Start of Input data
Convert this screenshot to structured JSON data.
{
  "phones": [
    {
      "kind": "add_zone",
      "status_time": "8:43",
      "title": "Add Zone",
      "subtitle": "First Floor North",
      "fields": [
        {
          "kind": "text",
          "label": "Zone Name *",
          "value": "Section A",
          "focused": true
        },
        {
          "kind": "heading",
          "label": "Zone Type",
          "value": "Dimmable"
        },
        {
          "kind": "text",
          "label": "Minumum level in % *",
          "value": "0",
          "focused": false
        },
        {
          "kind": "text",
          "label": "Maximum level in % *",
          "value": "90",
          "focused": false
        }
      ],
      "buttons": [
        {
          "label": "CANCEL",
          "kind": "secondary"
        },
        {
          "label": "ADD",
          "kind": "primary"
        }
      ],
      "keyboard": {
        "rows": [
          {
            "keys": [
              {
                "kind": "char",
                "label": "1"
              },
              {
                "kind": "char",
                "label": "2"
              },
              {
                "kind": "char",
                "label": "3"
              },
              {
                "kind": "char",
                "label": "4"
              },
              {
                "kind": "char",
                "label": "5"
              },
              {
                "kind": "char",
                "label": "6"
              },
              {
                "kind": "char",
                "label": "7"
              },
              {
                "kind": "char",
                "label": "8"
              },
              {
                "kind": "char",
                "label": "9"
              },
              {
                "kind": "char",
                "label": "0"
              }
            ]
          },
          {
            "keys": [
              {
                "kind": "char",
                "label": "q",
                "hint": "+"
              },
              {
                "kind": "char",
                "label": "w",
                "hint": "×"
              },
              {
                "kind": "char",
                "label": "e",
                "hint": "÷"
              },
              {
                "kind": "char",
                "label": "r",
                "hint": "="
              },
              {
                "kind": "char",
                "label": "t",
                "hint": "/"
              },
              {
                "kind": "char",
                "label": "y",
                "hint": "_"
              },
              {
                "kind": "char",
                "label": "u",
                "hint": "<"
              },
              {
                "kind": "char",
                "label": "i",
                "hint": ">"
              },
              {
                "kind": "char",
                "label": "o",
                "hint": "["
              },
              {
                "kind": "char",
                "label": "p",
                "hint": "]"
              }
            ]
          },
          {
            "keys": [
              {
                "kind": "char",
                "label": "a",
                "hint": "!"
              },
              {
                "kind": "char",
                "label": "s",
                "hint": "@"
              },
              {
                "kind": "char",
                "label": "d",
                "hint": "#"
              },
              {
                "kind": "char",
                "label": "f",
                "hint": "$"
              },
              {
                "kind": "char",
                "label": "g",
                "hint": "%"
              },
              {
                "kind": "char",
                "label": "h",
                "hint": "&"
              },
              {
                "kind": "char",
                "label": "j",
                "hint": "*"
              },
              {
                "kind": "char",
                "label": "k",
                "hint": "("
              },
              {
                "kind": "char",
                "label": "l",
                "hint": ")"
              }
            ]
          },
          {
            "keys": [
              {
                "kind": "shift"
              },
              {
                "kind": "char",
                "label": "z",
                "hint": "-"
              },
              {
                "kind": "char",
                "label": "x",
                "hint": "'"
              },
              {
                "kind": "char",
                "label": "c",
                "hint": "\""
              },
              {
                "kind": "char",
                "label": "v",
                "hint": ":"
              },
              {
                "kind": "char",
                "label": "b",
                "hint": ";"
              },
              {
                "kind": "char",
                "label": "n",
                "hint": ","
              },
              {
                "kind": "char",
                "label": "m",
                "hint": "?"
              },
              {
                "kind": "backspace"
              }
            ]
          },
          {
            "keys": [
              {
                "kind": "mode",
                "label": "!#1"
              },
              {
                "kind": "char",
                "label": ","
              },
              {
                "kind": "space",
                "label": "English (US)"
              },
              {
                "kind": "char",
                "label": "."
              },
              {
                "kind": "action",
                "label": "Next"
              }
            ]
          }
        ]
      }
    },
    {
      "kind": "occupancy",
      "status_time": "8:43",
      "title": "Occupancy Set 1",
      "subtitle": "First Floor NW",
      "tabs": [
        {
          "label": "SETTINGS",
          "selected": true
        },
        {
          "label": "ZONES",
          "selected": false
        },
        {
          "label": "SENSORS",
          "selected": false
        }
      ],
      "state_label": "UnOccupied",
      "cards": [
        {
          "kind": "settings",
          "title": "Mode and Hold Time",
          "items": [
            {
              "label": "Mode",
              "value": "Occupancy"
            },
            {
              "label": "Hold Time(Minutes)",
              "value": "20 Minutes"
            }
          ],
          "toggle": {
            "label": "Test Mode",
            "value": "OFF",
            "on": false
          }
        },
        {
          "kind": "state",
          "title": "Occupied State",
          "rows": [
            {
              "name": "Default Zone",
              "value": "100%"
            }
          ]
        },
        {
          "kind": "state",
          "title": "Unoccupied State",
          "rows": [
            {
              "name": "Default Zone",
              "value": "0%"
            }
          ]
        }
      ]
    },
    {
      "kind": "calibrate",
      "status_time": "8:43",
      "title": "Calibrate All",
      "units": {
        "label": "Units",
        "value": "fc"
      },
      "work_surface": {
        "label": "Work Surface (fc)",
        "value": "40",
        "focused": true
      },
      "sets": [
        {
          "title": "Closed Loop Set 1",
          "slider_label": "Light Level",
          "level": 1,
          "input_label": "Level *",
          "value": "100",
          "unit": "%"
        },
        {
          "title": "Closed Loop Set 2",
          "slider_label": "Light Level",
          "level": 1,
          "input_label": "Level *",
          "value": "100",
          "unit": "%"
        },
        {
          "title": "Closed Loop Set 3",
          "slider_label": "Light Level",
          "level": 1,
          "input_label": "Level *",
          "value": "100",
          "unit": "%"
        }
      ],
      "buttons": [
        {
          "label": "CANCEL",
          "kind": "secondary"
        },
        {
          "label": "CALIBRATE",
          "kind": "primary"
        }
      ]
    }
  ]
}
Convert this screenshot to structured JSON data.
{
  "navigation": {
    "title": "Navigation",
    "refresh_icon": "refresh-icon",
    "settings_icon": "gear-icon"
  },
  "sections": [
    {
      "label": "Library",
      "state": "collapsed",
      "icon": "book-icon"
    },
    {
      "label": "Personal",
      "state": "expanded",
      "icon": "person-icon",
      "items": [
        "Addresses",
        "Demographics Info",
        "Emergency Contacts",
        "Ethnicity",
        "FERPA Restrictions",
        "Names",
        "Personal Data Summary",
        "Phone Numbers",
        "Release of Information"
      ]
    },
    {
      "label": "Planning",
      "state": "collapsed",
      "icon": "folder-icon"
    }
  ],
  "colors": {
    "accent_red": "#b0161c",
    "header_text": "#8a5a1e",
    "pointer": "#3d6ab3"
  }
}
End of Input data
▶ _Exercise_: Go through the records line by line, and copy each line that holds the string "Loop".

▶ _Finished task_:
          "title": "Closed Loop Set 1",
          "title": "Closed Loop Set 2",
          "title": "Closed Loop Set 3",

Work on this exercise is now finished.